Paint the town red
Fresh off their successful run on the other side of the border, Pakistani band Laal couldn't have picked a better time to release their second album, Utho Meri Duniya. The Guide gets a sneak peek into the lives of these activists-turned-musicians about their work, and its revolutionary outlook in today's times
Music is often used as a tool of expression rather than merely for entertainment and Pakistani music band Laal is utilising this aspect of music as a catalyst in raising socio-political issues and bringing a change in the society. Heavily inspired from the writings of revolutionary poets like Faiz Ahmed Faiz, Habib Jalib and Ahmed Faraz, Laal which includes Dr Taimur Rahman (guitar/ vocals), Mahvash Waqar (back-up vocals) and Haider Rahman (flute), is in town for a performance and to release their second album Utho Meri Duniya. Excerpts from an interview with frontman Dr Taimur Rahman:

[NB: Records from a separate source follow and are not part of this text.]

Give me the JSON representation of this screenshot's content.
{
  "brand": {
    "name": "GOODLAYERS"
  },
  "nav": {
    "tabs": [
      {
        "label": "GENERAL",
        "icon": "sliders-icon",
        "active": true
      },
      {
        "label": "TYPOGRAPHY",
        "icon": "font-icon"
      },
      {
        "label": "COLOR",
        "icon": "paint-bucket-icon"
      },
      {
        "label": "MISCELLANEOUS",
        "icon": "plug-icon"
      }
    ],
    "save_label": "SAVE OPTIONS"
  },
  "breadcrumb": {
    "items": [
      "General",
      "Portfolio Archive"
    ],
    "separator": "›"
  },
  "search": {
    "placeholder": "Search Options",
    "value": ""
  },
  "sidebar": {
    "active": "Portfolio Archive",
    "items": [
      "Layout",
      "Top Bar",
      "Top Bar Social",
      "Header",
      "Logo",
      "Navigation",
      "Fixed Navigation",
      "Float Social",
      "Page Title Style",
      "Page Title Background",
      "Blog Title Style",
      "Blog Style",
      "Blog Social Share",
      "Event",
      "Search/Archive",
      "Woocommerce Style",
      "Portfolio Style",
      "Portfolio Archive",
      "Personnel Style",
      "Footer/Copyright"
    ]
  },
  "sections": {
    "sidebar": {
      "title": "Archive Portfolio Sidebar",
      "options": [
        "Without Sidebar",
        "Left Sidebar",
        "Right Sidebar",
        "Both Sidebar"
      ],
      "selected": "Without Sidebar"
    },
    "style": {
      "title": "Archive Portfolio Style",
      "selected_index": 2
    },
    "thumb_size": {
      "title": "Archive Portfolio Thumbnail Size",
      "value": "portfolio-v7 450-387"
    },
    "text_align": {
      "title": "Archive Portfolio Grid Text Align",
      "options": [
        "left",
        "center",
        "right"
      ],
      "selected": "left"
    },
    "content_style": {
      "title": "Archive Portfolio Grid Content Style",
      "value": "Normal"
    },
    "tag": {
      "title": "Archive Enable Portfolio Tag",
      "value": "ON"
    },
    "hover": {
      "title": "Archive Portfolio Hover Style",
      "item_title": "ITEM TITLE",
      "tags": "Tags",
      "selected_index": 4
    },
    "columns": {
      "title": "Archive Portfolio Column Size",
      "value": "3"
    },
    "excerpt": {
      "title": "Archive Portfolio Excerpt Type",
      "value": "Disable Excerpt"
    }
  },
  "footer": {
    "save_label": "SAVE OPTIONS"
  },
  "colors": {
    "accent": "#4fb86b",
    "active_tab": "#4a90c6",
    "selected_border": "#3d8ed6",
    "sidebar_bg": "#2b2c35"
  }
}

Laal is known for its socialist political songs. Why did you guys decide to take that path?
Well, we began not as musicians but as political grassroots activists. We have been working to build a socialist movement in Pakistan for the last 15 years. Since music was always a part of our lives in so many different ways, we began to sing and perform revolutionary songs at rallies of workers and peasants and also during the lawyer’s movement. This developed into Laal because we discovered that a song was a million times more effective than any political speech we could make.
What part does music play in a revolutionary movement?
Not just music but art in general plays a key role in any movement. Political theory convinces the mind, but art moves the soul. And without that emotional appeal, no human being is ready to take part in any movement to change the world. So from Gorky to Faiz, art is integral to the movement for a new society. Laal is merely the continuation of this great tradition of progressive writers and artists.
Are you afraid of voicing your opinions against the system? What about the backlash, criticism or controversy?
Yes, we do. But then we overcome our fear by realising that if we do not raise our voice against tyranny, it will only get stronger. We have also discovered that one is most scared when one is silent. But when one raises one’s voice, the fear vanishes and courage takes its place. That’s what our songs are also about.
Tell us something about your new album? How similar or different is it from your first (Umeed-e-Sahar)?
Poetically, it relies more on Faiz than the last album (which was based more on Jalib). Thematically, it touches more deeply on the question of religious fundamentalism that is responsible for the death of over 37,000 Pakistanis. Musically, I think it is more rock-oriented than the last album. It has upbeat songs that are great fun to perform live.
Why did you decide to release your album in India?
Why not? Thanks to the Internet, we already have a big following in India; the progressive tradition is massive in India. Culturally, India and Pakistan have so many similarities. Pakistani music is loved and adored in India. I also want to show people in India the progressive aspects of Pakistani society. I want to introduce youngsters to the Pakistan of Faiz, Jalib and Baba Fareed. I want them to learn of the Pakistan of music, literature, poetry, dance, and the struggle for freedom. By doing so, I wish to break down negative stereotypes on both sides of the border.